on Oyster Creek in its decision. The NRC rejected this request on February
26, 2007, but on April 26, the state filed an appeal with the 3rd U.S.
Circuit Court of Appeals.
2. A coalition of six citizens groups, represented
by the Rutgers Environmental Law Clinic, has asked the NRC for a public
hearing on Oyster Creek, particularly the safety issues posed by the
aging and corroding drywell lining in the reactor. The request was granted,
and on March 30, 2007, the Atomic Safety and Licensing Board denied
a motion by Exelon Nuclear to block the hearing, which will take place
in Toms River on September 24, 2007.
Opinions of Elected Officials on Oyster Creek
A number of elected officials and bodies have expressed opposition to
extending the Oyster Creek license for another 20 years.

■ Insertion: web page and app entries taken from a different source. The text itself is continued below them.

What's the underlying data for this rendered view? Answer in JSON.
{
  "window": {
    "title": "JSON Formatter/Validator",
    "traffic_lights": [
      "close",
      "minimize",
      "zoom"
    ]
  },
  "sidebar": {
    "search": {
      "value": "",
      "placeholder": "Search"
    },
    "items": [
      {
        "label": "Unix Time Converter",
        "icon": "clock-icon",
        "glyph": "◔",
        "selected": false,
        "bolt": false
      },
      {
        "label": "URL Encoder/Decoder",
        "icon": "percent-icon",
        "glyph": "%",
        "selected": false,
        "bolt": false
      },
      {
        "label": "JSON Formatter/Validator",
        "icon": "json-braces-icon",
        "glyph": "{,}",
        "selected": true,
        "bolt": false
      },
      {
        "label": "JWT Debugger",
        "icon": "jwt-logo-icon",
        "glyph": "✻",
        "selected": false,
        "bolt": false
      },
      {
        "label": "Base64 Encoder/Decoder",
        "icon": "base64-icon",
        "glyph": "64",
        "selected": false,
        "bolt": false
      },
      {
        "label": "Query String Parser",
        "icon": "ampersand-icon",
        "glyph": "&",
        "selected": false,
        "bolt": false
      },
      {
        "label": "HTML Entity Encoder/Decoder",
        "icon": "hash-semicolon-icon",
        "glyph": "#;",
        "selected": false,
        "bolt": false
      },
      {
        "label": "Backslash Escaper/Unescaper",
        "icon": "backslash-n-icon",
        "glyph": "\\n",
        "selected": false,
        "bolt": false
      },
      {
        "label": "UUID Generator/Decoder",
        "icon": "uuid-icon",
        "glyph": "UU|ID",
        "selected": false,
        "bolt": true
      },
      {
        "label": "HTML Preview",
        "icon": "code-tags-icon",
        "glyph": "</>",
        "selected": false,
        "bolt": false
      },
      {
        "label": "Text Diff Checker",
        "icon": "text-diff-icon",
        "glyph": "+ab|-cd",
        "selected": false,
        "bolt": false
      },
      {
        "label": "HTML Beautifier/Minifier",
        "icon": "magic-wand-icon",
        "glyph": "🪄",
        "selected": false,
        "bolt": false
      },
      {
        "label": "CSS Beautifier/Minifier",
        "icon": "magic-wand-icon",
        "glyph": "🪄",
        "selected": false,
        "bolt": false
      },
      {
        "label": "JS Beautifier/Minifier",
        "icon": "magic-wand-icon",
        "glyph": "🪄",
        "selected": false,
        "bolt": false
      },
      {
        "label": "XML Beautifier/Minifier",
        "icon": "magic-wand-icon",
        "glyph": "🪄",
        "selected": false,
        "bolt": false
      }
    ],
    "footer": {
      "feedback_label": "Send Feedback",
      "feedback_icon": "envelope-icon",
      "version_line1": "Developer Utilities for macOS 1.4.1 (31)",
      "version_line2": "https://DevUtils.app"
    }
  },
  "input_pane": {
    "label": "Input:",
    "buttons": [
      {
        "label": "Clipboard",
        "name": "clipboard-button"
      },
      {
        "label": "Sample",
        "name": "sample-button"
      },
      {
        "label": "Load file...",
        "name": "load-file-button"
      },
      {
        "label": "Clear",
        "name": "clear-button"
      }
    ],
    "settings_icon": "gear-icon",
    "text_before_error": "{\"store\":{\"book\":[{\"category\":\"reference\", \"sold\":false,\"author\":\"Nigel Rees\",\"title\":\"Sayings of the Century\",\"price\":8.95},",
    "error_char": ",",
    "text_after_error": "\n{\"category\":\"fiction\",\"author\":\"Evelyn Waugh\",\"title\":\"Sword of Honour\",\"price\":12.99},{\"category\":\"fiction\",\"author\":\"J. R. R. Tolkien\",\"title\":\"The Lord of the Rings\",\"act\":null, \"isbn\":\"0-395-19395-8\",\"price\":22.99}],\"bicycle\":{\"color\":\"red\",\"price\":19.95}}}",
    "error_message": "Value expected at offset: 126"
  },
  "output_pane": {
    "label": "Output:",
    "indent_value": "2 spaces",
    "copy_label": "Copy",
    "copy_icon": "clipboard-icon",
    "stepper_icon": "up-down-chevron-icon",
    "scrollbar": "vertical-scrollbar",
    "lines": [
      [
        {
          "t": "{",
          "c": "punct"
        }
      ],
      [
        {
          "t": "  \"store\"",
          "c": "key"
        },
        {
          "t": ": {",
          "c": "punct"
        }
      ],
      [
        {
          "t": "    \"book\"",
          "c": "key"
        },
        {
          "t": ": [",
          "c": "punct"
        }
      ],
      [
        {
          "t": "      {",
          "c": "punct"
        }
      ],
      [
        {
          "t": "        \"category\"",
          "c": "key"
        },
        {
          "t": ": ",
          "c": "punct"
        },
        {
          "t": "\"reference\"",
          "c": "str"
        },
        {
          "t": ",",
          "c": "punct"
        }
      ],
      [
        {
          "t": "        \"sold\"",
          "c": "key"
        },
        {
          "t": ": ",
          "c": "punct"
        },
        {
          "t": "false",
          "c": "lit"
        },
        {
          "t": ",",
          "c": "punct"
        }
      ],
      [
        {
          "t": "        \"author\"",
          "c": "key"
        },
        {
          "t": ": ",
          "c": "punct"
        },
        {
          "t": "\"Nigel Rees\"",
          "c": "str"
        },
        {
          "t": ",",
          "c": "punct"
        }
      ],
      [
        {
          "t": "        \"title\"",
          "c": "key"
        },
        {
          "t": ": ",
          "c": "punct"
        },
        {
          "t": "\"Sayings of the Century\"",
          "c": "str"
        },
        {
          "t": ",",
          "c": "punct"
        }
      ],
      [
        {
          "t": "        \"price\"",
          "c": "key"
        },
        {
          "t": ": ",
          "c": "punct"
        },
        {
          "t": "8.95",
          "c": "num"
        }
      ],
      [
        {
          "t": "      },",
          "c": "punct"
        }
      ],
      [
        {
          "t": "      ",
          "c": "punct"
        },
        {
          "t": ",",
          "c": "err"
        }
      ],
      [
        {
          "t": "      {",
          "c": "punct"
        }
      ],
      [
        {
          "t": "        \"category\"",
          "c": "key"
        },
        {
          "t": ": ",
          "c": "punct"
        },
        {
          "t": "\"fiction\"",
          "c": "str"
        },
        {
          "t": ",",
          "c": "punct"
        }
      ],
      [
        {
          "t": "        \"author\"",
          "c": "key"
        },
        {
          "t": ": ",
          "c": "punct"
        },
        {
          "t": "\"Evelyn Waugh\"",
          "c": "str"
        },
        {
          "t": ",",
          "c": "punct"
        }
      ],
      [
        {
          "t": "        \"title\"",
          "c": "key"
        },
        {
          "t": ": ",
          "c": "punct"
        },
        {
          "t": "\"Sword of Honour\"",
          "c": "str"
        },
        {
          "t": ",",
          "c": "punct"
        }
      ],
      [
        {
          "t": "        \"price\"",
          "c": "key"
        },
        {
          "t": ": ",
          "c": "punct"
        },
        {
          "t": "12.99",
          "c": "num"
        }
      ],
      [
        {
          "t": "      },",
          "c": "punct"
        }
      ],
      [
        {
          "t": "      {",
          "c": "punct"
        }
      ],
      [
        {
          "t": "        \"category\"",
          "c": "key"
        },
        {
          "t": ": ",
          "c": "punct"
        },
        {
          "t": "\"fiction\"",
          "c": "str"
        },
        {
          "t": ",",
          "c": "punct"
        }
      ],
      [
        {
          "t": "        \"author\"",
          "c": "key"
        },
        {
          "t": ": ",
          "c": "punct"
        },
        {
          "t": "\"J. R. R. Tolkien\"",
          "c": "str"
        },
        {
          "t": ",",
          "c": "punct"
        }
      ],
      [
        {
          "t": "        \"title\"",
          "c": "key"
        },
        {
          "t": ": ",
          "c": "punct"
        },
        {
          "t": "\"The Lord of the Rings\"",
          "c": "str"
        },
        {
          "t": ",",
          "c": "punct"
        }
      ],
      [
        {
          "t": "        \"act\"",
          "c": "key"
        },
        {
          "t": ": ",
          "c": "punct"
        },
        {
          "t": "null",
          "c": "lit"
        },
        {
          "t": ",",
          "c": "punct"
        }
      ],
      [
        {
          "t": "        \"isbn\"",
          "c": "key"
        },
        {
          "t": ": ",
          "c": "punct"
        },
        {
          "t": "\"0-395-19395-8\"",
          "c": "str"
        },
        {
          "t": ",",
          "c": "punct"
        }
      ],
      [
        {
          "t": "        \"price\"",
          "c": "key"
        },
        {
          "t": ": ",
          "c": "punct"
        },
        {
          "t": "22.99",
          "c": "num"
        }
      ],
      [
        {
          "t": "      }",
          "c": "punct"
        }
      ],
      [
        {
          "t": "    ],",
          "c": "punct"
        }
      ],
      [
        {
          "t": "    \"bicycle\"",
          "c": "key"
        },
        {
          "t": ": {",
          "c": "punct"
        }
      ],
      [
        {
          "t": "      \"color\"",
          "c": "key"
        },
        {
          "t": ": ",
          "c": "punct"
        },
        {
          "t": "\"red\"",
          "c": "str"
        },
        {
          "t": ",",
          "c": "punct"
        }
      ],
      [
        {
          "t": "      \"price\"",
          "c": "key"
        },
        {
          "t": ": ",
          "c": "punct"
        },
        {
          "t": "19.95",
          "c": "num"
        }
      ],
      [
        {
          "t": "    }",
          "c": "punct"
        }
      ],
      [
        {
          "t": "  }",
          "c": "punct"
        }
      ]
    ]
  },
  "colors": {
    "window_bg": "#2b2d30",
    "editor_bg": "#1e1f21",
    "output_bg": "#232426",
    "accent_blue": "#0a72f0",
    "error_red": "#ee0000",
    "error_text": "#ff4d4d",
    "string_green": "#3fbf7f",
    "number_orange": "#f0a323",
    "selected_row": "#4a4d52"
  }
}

A prominent opponent
is New Jersey Governor Jon Corzine, who has made several public statements,
“The governor thinks a 20 year renewal is not
appropriate for a plant that’s operated for 40 years” Elaine
Makatura, Director of Public Relations for the NJ Department of Environmental
Protection. In David Benson “Corzine Faults Oyster Creek Recommendation,”
Press of Atlantic City, February 10, 2007.
“I don’t think this should be relicensed
for 20 years under any circumstances, just because there’s been
too much concern about breakdowns. I don’t think you can give
assurances about anything. We have to be safe first and intellectually
honest.” In Bill Bowman, “Corzine a Skeptic on Plant, Tax:
Gov Opposes 20-Year Renewal of Oyster Creek’s License.”
Asbury Park Press, August 4, 2006.
In addition to Governor Corzine, governing bodies in
19 New Jersey towns near Oyster Creek have passed resolutions citing serious
concerns about safety at the reactor. Nine of these call for the immediate
shutdown of Oyster Creek. Among the prominent lawmakers who oppose the
license extension are:
| Frank Pallone
| Christopher Smith
|| Brian Rumpf